American tourists and downtown Washington office workers disproved once again yesterday the song that only mad dogs and Englishmen go out in the noonday sun.

As the metropolitan area's temperature hit 90 degrees or above for the sixth consecutive day, hundreds of music lovers and curious onlookers braved yesterday's heat and humidity to enjoy the sounds of a bluegrass music festival in Farragut Square NW.

Marrie Sciorino, for one, wasn't deterred by the heat from eating her lunch in the noonday sun and enjoying the music of the Bluegrass Cardinals.

"The air seems clearer today," said Sciorino, who works as a program planner for Action, "but I wish it weren't so hot. I feel like dancing.

"I've been having a hard time breathing this summer," Sciorino said, "mainly because of the smog. As a matter of fact, I was afraid to come outside today because the air has been so bad lately, and my eyes have been burning."

In fact, however, the air quality index rating of 60 recorded yesterday was slightly lower than that of Monday, but theair was still polluted enough to be rated "unhealthy" by Environmental Protection Agency analyst Dennis Bates.

To Bluegrass Cardinals singer Randy Granham, though, the pollution wasn't as bothersome as the humidity in the air.

"It makes the strings on our musical instruments sticky," said Graham, whose popular bluegrass group was invited to perform at a recent White House picnic. "But the weather really isn't all that bad. We were in Raleigh last week and we all lost quite a bit of weight playing in the sun down there. Here I'm not sweating all that much."

In the shade beneath a tree next to the Farragut Square bandstand, Debo rah Goodrick, a legal secretary who works nearby, said she often eats lunch in the square, especially when the weather is nice.
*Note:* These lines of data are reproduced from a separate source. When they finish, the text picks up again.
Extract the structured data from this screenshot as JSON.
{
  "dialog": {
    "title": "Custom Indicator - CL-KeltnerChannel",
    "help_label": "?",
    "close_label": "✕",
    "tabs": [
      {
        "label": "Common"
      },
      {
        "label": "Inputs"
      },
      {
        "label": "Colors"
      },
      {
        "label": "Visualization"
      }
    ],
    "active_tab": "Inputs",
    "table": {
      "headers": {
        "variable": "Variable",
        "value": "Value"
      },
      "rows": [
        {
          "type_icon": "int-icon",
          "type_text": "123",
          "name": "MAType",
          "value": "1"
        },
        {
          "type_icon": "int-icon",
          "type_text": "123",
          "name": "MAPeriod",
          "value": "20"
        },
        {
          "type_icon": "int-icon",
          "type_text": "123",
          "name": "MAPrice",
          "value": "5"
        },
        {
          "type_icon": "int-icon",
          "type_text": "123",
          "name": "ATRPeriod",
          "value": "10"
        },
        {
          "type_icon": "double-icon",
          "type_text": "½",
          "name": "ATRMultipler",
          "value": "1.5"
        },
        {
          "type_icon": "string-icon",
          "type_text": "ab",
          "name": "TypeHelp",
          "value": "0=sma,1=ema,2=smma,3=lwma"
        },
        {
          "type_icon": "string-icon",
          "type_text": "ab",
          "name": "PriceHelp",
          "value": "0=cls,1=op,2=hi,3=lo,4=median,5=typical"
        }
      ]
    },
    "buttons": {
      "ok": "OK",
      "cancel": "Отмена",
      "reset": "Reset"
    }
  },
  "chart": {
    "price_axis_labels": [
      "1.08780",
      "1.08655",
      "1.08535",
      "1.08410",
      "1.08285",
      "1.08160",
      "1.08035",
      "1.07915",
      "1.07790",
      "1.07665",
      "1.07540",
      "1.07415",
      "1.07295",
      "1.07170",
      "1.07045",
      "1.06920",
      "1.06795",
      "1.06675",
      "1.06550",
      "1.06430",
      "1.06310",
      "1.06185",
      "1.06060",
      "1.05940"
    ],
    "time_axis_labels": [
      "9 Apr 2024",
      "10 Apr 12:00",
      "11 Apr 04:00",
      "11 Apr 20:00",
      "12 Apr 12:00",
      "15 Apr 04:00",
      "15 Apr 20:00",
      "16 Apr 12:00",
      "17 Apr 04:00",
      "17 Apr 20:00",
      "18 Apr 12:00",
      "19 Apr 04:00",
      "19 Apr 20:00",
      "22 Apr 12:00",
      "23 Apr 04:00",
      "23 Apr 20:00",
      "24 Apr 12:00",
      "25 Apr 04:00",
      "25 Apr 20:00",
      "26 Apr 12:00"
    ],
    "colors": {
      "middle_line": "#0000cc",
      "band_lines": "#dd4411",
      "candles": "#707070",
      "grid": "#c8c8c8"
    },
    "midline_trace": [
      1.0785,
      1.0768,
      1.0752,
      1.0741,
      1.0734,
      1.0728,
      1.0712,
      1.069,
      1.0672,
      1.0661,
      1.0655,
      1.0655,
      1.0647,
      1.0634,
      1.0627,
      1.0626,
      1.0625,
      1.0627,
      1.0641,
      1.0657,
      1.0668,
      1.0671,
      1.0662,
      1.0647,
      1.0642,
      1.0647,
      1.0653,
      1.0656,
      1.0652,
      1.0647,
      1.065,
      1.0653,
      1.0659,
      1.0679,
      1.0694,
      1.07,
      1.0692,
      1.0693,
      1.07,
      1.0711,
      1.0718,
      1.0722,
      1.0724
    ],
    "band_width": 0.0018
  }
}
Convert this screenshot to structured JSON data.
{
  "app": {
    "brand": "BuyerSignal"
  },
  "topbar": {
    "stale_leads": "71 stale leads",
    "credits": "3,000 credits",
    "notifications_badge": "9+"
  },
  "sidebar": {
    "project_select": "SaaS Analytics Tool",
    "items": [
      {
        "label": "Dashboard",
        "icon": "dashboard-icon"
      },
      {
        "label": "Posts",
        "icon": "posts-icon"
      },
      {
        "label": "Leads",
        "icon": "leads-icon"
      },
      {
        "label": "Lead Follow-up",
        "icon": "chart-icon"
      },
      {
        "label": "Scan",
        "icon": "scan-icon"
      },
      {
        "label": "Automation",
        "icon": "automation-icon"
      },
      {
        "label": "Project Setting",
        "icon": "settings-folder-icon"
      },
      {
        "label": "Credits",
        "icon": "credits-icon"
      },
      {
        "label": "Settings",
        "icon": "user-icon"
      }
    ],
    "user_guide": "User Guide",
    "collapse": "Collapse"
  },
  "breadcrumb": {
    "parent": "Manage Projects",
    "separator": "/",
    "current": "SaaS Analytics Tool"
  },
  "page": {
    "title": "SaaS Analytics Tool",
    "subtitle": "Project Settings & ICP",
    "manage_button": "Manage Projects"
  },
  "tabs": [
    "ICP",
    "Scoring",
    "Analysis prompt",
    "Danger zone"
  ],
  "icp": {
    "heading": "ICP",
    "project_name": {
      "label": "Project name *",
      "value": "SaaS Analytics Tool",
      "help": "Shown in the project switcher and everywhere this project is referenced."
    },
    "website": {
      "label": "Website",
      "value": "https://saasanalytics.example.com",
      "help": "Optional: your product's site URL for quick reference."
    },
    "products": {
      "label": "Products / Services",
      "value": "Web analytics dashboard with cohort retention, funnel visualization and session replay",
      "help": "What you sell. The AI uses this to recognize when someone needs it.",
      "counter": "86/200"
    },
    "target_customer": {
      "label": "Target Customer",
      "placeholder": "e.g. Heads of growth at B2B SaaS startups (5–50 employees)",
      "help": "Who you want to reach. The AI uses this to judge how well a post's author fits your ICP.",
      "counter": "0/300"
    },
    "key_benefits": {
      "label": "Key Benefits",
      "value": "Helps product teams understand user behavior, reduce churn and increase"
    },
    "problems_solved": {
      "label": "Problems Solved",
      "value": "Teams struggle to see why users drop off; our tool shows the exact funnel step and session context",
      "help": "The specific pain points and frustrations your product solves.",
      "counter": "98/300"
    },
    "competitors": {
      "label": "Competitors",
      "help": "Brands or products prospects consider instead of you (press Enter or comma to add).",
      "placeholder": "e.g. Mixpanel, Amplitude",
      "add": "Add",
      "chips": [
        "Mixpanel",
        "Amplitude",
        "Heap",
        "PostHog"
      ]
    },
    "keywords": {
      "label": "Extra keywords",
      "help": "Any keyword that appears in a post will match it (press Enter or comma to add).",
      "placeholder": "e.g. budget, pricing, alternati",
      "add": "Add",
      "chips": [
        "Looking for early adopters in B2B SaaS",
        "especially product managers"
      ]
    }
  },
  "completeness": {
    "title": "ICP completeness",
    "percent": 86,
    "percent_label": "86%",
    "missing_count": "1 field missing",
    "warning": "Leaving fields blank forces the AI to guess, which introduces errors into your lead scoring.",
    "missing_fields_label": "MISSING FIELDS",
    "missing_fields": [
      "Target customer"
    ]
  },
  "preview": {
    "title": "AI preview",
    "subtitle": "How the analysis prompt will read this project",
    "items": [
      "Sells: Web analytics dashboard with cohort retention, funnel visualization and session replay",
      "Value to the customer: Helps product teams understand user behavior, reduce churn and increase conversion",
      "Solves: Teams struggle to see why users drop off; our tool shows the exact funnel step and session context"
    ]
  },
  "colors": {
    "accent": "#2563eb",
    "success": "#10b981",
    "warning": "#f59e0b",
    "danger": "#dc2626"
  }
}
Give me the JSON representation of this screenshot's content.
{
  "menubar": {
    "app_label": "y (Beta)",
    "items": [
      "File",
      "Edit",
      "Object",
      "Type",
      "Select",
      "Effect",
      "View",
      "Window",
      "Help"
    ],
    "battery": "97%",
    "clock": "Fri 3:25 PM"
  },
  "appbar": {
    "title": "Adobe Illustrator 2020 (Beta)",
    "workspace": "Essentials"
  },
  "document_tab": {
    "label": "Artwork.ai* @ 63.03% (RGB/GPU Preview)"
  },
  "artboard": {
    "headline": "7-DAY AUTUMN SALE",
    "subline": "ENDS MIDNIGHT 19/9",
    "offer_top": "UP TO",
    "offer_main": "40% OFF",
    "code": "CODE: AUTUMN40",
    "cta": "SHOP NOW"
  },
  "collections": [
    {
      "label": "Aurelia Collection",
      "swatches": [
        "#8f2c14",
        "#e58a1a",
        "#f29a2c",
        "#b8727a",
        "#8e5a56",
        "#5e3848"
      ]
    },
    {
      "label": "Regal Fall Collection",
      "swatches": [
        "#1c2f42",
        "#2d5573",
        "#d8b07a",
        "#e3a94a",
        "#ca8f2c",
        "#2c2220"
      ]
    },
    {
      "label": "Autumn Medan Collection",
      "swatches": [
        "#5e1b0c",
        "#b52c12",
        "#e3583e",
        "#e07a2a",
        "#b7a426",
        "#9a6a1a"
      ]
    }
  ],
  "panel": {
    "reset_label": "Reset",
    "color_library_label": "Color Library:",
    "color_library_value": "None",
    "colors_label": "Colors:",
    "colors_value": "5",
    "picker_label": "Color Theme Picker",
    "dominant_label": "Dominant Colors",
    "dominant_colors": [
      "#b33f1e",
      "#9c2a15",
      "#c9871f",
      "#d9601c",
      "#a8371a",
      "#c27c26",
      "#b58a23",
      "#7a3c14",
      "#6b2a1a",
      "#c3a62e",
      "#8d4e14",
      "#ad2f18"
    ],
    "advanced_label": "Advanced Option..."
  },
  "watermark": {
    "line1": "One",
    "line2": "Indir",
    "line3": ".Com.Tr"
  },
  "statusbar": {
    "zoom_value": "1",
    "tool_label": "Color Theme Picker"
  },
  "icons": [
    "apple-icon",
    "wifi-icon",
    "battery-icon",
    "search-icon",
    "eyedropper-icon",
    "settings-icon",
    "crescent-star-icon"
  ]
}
"I grew up in rural Maryland," she said above rhythmic clapping to a Cardinal tune. "Eating outdoors makes me feel like I'm in the country again. There's never enough of a breeze in the city."

Ed Cooper, an IBM employee who is visiting Washington for a few weeks from his home in North Carolina, thought the weather here would be cooler than it has been.

"It's really grim down there," he said, speaking f the weather in Winston-Salem, "but this is almost worse, with the smog and all."

Commonwealth Insurance legal secretary Dele Riley agreed. "The heat's terrible today.If it weren't for the fact that I enjoy bluegrass music I wouldn't be out in the sun today.

"I really hope it cools off soon," she said, fanning her face with her hands.

According to the National Weather Service, it won't cool off much at least until next week. The Weather Service's etxended forecast calls for very warm and humid weather through Sunday, with temperatures between the mid 80s and 90s, and a chance of thunderstorms each day in the afternoon.

Some, though, like it hot. Steve Ettridge, a sales representative for Temporarp Staffing, Inc., which along with Executive Staffing, Inc., and the National Park Service sponsored the Farragut Square bluegrass festival, said he was pleased with the weather as well as the turnout.

"Everything is just super," he said, passing out free balloons to passersby. "It's a beautiful day."